» **Your goal**
Check each line of the data for "content" and select those that have it.

» **Entries from a dataset of interfaces**
╔══

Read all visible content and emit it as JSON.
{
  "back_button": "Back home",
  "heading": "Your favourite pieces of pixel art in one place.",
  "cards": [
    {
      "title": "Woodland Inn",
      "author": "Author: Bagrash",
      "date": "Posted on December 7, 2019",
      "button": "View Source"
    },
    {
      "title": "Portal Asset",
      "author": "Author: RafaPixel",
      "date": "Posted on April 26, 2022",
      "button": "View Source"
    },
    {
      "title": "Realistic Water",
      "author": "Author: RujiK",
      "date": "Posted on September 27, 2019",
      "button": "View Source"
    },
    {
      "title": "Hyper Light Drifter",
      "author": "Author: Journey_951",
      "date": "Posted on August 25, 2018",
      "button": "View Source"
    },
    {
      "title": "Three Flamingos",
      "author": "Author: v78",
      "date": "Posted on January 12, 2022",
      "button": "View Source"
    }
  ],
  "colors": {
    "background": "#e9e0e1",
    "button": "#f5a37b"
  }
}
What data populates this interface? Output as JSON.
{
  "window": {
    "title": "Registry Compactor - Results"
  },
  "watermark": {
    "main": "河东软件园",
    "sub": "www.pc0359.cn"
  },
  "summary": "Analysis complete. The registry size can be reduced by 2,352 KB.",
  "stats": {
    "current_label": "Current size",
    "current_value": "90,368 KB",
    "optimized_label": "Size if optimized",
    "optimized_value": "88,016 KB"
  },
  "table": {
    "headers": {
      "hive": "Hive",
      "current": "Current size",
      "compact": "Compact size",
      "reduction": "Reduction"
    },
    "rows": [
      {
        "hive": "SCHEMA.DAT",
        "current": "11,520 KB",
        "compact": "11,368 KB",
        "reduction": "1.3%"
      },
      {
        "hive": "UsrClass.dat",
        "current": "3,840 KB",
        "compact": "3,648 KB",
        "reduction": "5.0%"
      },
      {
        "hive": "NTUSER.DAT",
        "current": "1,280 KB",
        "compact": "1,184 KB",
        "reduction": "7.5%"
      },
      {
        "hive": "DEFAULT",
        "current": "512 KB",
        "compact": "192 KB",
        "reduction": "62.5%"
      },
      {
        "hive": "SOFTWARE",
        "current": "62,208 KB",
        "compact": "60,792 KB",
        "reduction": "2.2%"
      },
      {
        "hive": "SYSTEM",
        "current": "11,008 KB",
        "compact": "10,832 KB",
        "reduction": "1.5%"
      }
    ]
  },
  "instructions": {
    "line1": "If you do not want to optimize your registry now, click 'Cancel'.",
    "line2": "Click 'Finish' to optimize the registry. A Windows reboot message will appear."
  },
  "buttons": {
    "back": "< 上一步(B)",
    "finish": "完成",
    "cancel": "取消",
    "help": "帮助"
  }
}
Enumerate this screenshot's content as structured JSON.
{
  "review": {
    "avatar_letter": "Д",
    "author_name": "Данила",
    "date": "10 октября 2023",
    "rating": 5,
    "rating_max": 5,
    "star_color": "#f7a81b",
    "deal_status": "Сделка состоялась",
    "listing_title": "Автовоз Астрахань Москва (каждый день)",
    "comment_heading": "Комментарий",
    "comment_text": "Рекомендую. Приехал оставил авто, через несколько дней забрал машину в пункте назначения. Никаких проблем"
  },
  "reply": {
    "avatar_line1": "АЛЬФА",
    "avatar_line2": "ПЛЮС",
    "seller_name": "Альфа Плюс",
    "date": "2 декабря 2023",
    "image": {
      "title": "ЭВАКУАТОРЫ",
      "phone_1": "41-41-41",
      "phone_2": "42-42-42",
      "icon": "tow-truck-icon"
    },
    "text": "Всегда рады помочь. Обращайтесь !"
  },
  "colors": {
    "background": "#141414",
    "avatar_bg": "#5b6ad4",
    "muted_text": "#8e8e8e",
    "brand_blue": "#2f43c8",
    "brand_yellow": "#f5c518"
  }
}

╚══

» **Solution to this task**
Read all visible content and emit it as JSON.
Enumerate this screenshot's content as structured JSON.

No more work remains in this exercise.